As a broker, talking to businesses looking to borrow, P2P borrowing would be a long way down the recommendation list. Were anyone to ask about the merits of lending across a platform, then extreme caution needs to be exercised. Funds are not covered by the Financial Services Compensation Scheme so never has the phrase ‘Capital at Risk’ been more appropriate.

CoronaVirus Business Support

New figures from the British Business Bank released on 4/8/20 reveal that the level of support given to British businesses is now over £50Billion

The largest element of funding has come via Bounce Back Loans (£2k to £50k), with the cumulative value of approved facilities totalling £34.34Billion and with over 1.1m businesses approved an average loan size of just over £30k is evident

£13Billion has been approved under CBILS (up to £5m) across just short of 59k businesses suggesting an average loan size of just over £220k.

With more lenders being added to the list it will be interesting to see where the numbers end and particularly interesting to see what level of delinquency becomes evident over time.

Why some lenders have bothered getting accreditation is a mystery as there are some who simply wont lend still.

Peer to Peer Lending – Growth Street

More news (July 2020) from the P2P lending sector as Growth Street, a facilitator of loans up to £1m to UK SME’s describe themselves as being in a ‘Resolution Event’ at the conclusion of which it will ‘aim to cease business activities and wind down its operations’

I guess the statement is open to interpretation, and those SME’s currently borrowing from Growth Street (their statistics page suggests 86 current borrowers with an average funds in use just under £150k, suggesting an overall book size of just under £13m) will need to seek funds elsewhere. Of course right now that will present some borrowers a real headache.

The statistics page indicates an expected default rate of 5.04%, so those investors who lent funds across the platform may anticipate some erosion of their capital.

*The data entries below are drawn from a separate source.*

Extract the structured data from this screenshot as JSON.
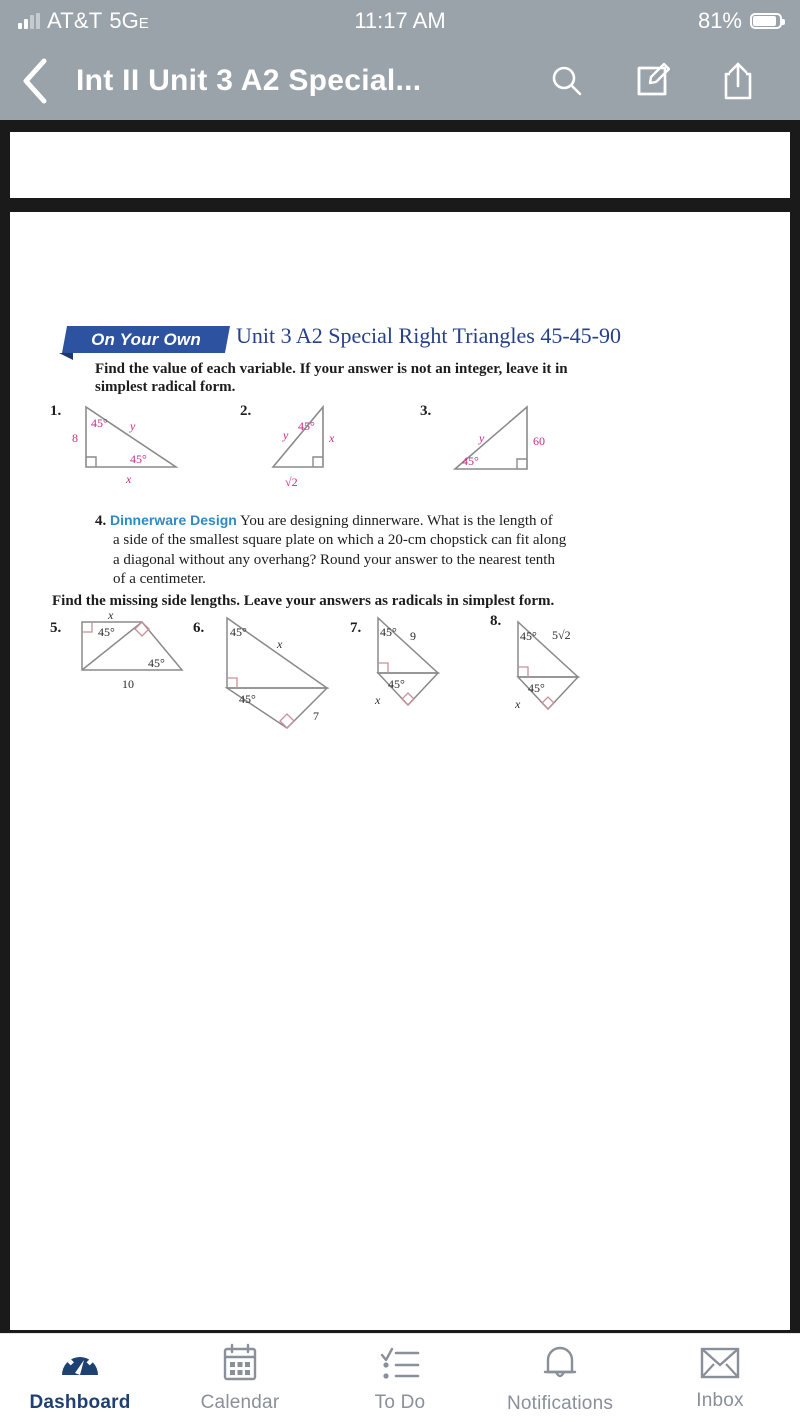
{
  "status_bar": {
    "carrier": "AT&T",
    "network": "5G",
    "network_suffix": "E",
    "time": "11:17 AM",
    "battery_percent": "81%",
    "battery_level": 81
  },
  "nav_bar": {
    "back_icon": "chevron-left-icon",
    "title": "Int II Unit 3 A2 Special...",
    "actions": [
      {
        "name": "search-icon",
        "label": "Search"
      },
      {
        "name": "annotate-icon",
        "label": "Annotate"
      },
      {
        "name": "share-icon",
        "label": "Share"
      }
    ],
    "background_color": "#9aa2aa"
  },
  "document": {
    "banner": "On Your Own",
    "banner_color": "#2c52a0",
    "title": "Unit 3 A2 Special Right Triangles 45-45-90",
    "title_color": "#27408b",
    "instruction_1": "Find the value of each variable. If your answer is not an integer, leave it in simplest radical form.",
    "instruction_2": "Find the missing side lengths.  Leave your answers as radicals in simplest form.",
    "label_color": "#c62a86",
    "line_color": "#8a8a8a",
    "right_angle_color": "#d89aa0",
    "problems": [
      {
        "number": "1.",
        "labels": {
          "leg": "8",
          "angle_top": "45°",
          "hyp": "y",
          "angle_bottom": "45°",
          "base": "x"
        }
      },
      {
        "number": "2.",
        "labels": {
          "hyp": "y",
          "angle_top": "45°",
          "leg": "x",
          "base": "√2"
        }
      },
      {
        "number": "3.",
        "labels": {
          "hyp": "y",
          "leg": "60",
          "angle": "45°"
        }
      },
      {
        "number": "4.",
        "title": "Dinnerware Design",
        "title_color": "#2d8ac4",
        "text_line_1": "You are designing dinnerware. What is the length of",
        "text_line_2": "a side of the smallest square plate on which a 20-cm chopstick can fit along",
        "text_line_3": "a diagonal without any overhang? Round your answer to the nearest tenth",
        "text_line_4": "of a centimeter."
      },
      {
        "number": "5.",
        "labels": {
          "top": "x",
          "angle_a": "45°",
          "angle_b": "45°",
          "base": "10"
        }
      },
      {
        "number": "6.",
        "labels": {
          "angle_top": "45°",
          "hyp": "x",
          "angle_low": "45°",
          "side": "7"
        }
      },
      {
        "number": "7.",
        "labels": {
          "angle_top": "45°",
          "hyp": "9",
          "angle_low": "45°",
          "side": "x"
        }
      },
      {
        "number": "8.",
        "labels": {
          "angle_top": "45°",
          "hyp": "5√2",
          "angle_low": "45°",
          "side": "x"
        }
      }
    ]
  },
  "tab_bar": {
    "active_color": "#1f4072",
    "inactive_color": "#8a9099",
    "items": [
      {
        "label": "Dashboard",
        "icon": "dashboard-gauge-icon",
        "active": true
      },
      {
        "label": "Calendar",
        "icon": "calendar-icon",
        "active": false
      },
      {
        "label": "To Do",
        "icon": "checklist-icon",
        "active": false
      },
      {
        "label": "Notifications",
        "icon": "bell-icon",
        "active": false
      },
      {
        "label": "Inbox",
        "icon": "envelope-icon",
        "active": false
      }
    ]
  }
}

It really reiterates what has been said before, both here and elsewhere, and I suspect will be said again. Peer to Peer business lending is a high risk strategy, be careful.